Jose Luis Arcos entertained his fellow Madrid exchange students with a few tunes, including the theme from “The Sting,” at the upright piano in the parlor at the Saddletree Factory Museum during a tour Tuesday. (Staff photo by Phyllis McLaughlin/pmclaughlin@madisoncourier.com)
Jose Luis Arcos entertained his fellow Madrid exchange students with a few tunes, including the theme from “The Sting,” at the upright piano in the parlor at the Saddletree Factory Museum during a tour Tuesday. (Staff photo by Phyllis McLaughlin/pmclaughlin@madisoncourier.com)
Historic Madison was the focus of an on-foot field trip Tuesday for a group of exchange students from Madrid, Spain.

The 16 high school students arrived in Madison on Sept. 1 and will be leaving for home Saturday.

Each of the Spanish students, ages 14-15, was paired with a Madison Consolidated High School student, living with their families and learning what it’s like to live in the United States.

In March, the Madison students will travel to Madrid and stay with the families of the students they were paired with here, said program coordinator and Madison Junior High School teacher Carolyn Quigley-Alcorn.

“It’s truly a student exchange,” she said.

The program is run by CCI Greenheart International, a Chicago-based company that pairs schools for student exchanges, coordinates the application process for students, and provides insurance and liability for all traveling students, she said.

Since their arrival, the students have attended classes at the high school and have tutored at Casa Amiga in the afternoons. They are encouraged to participate in activities planned by their host families, but also have taken group trips, including an Indiana University football game on Sept. 5.

They’ve also explored Clifty Falls State Park, Hanover College, and traveled to see “Dracula” at the Actor’s Theater in Louisville.

On Tuesday, it was all about local history. The students started out at the Saddletree Factory Museum on Milton Street, learning from Historic Madison Inc.’s Rhonda Deeg what it was like for workers in the 1800s when the factory was in full operation. Deeg showed the steam-powered, belt-driven saws and machinery used to make the wooden pieces for the saddletrees, which are the wooden frames used to make saddles. She also showed how wooden clothespins were made there.

After demonstrating how to use a “shaving horse,” on which a person sits to shave wooden pieces into whatever shape is needed, she allowed volunteers to try their hand at it. Several did, eventually laughing when they realized it was a lot harder to do than Deeg made it look.

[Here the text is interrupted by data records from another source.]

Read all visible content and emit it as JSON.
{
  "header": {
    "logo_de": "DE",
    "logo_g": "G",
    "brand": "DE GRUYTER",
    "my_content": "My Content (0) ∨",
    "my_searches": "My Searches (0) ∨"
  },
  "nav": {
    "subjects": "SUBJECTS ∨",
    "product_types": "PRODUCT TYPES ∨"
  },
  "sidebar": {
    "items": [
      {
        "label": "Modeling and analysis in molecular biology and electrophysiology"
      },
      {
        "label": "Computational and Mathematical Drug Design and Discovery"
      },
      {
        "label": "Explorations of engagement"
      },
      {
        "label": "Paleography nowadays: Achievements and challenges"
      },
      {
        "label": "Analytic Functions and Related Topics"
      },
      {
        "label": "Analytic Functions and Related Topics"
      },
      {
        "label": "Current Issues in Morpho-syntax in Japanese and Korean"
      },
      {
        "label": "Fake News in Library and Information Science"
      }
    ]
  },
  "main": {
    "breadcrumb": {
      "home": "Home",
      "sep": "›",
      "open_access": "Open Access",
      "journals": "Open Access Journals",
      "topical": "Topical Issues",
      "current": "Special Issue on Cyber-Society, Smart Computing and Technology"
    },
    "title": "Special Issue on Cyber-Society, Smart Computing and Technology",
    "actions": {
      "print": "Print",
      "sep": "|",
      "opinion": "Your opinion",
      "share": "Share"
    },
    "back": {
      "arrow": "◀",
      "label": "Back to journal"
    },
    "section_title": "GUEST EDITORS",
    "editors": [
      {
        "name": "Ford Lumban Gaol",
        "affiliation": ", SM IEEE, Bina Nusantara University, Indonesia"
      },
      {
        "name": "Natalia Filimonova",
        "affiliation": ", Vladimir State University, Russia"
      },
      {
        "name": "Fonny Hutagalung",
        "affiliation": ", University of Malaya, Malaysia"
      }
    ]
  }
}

From there, the students walked through downtown to the Sullivan House on Second Street, where they toured the 1818 federal-style home of Judge John Sullivan. After exploring the cooking kitchen in the basement and rooms on the first floor, the students went upstairs to watch docent Linda Roaks demonstrate how to use a loom to weave rugs.

Several students tried their hands at that, too, and were quick to get the hang of the work.

“They’re really paying attention,” Roaks commented, as one of the boys sat down and used the machine without her assistance.

Next stop was the Shrewsbury-Windle House, where students climbed the circular stairway to see the upper floors of the mansion built by Francis Costigan. From there, the students were going to tour the Jefferson County Historical Society’s Heritage Center, where they also were to have lunch.

While walking through downtown, Maria Rodriguez, whose hosts are Lydia Wright and her family, said she’s enjoyed her stay in Madison. Rodriguez said she lives in Fuinlabrada, a town about an hour outside Madrid.

She’s been the United States in the past to visit family members who live in Miami, Fla. She chose the exchange program “to test myself,” she explained in flawless English. In her first year of high school, Rodriguez is hoping to attend college at the University of Miami, where she believes she’ll major in languages or literature.

Lucia Espejo said she plans to take her host student, Sydney Hammock, to visit the beaches of Cadiz in March. The oldest continually inhabited city in Spain, Cadiz is located about 400 miles southwest of Madrid, not far from the Strait of Gibraltar.

Quigley-Alcorn said she is pleased with how the program has gone and said she is amazed at how much better the exchange students’ English was getting.

“It has improved 100 percent,” she said. “I can only imagine how much better (Madison students’) Spanish will be” after their two-week trip to Madrid in the spring.